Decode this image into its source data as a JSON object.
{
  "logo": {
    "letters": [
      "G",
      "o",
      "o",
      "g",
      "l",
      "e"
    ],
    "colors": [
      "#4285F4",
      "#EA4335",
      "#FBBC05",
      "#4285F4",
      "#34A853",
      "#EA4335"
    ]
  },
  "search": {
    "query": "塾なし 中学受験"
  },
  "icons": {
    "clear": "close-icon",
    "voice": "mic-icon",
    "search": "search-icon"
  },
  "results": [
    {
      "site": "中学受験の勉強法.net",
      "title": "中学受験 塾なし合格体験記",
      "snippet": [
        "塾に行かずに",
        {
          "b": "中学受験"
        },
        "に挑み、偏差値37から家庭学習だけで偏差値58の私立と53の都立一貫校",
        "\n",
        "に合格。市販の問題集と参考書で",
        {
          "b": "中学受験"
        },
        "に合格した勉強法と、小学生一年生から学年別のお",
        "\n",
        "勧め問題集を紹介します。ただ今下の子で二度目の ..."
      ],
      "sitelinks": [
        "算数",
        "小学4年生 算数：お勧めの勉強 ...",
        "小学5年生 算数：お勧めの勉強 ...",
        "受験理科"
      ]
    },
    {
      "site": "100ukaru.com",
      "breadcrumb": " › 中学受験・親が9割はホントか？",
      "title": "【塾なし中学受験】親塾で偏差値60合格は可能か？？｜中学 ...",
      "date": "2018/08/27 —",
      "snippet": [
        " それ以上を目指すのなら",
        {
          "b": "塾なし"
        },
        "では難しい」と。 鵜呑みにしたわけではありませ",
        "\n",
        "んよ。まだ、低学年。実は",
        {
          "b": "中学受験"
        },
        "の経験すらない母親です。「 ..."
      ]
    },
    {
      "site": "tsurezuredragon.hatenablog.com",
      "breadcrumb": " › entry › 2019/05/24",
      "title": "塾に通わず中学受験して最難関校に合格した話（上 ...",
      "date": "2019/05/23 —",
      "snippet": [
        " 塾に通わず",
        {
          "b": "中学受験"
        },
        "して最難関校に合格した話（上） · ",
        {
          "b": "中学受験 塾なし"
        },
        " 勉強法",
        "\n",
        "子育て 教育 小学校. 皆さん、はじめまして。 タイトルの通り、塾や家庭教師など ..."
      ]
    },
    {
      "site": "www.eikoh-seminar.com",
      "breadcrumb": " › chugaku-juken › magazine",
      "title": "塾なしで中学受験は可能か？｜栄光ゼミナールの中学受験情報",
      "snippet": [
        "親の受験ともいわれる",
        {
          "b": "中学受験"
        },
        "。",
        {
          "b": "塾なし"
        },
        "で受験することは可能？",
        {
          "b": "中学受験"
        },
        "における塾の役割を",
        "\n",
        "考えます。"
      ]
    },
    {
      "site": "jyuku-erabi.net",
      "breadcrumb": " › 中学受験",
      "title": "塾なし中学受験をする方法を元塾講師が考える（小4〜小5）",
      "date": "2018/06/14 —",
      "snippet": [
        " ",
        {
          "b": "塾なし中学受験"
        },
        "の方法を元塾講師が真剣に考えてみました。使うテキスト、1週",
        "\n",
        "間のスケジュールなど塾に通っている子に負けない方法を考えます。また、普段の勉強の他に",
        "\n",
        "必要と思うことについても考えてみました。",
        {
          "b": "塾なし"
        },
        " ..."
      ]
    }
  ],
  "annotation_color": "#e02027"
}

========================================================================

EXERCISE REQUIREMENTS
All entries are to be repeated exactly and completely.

EXERCISE RESPONSE
Decode this image into its source data as a JSON object.
{
  "logo": {
    "letters": [
      "G",
      "o",
      "o",
      "g",
      "l",
      "e"
    ],
    "colors": [
      "#4285F4",
      "#EA4335",
      "#FBBC05",
      "#4285F4",
      "#34A853",
      "#EA4335"
    ]
  },
  "search": {
    "query": "塾なし 中学受験"
  },
  "icons": {
    "clear": "close-icon",
    "voice": "mic-icon",
    "search": "search-icon"
  },
  "results": [
    {
      "site": "中学受験の勉強法.net",
      "title": "中学受験 塾なし合格体験記",
      "snippet": [
        "塾に行かずに",
        {
          "b": "中学受験"
        },
        "に挑み、偏差値37から家庭学習だけで偏差値58の私立と53の都立一貫校",
        "\n",
        "に合格。市販の問題集と参考書で",
        {
          "b": "中学受験"
        },
        "に合格した勉強法と、小学生一年生から学年別のお",
        "\n",
        "勧め問題集を紹介します。ただ今下の子で二度目の ..."
      ],
      "sitelinks": [
        "算数",
        "小学4年生 算数：お勧めの勉強 ...",
        "小学5年生 算数：お勧めの勉強 ...",
        "受験理科"
      ]
    },
    {
      "site": "100ukaru.com",
      "breadcrumb": " › 中学受験・親が9割はホントか？",
      "title": "【塾なし中学受験】親塾で偏差値60合格は可能か？？｜中学 ...",
      "date": "2018/08/27 —",
      "snippet": [
        " それ以上を目指すのなら",
        {
          "b": "塾なし"
        },
        "では難しい」と。 鵜呑みにしたわけではありませ",
        "\n",
        "んよ。まだ、低学年。実は",
        {
          "b": "中学受験"
        },
        "の経験すらない母親です。「 ..."
      ]
    },
    {
      "site": "tsurezuredragon.hatenablog.com",
      "breadcrumb": " › entry › 2019/05/24",
      "title": "塾に通わず中学受験して最難関校に合格した話（上 ...",
      "date": "2019/05/23 —",
      "snippet": [
        " 塾に通わず",
        {
          "b": "中学受験"
        },
        "して最難関校に合格した話（上） · ",
        {
          "b": "中学受験 塾なし"
        },
        " 勉強法",
        "\n",
        "子育て 教育 小学校. 皆さん、はじめまして。 タイトルの通り、塾や家庭教師など ..."
      ]
    },
    {
      "site": "www.eikoh-seminar.com",
      "breadcrumb": " › chugaku-juken › magazine",
      "title": "塾なしで中学受験は可能か？｜栄光ゼミナールの中学受験情報",
      "snippet": [
        "親の受験ともいわれる",
        {
          "b": "中学受験"
        },
        "。",
        {
          "b": "塾なし"
        },
        "で受験することは可能？",
        {
          "b": "中学受験"
        },
        "における塾の役割を",
        "\n",
        "考えます。"
      ]
    },
    {
      "site": "jyuku-erabi.net",
      "breadcrumb": " › 中学受験",
      "title": "塾なし中学受験をする方法を元塾講師が考える（小4〜小5）",
      "date": "2018/06/14 —",
      "snippet": [
        " ",
        {
          "b": "塾なし中学受験"
        },
        "の方法を元塾講師が真剣に考えてみました。使うテキスト、1週",
        "\n",
        "間のスケジュールなど塾に通っている子に負けない方法を考えます。また、普段の勉強の他に",
        "\n",
        "必要と思うことについても考えてみました。",
        {
          "b": "塾なし"
        },
        " ..."
      ]
    }
  ],
  "annotation_color": "#e02027"
}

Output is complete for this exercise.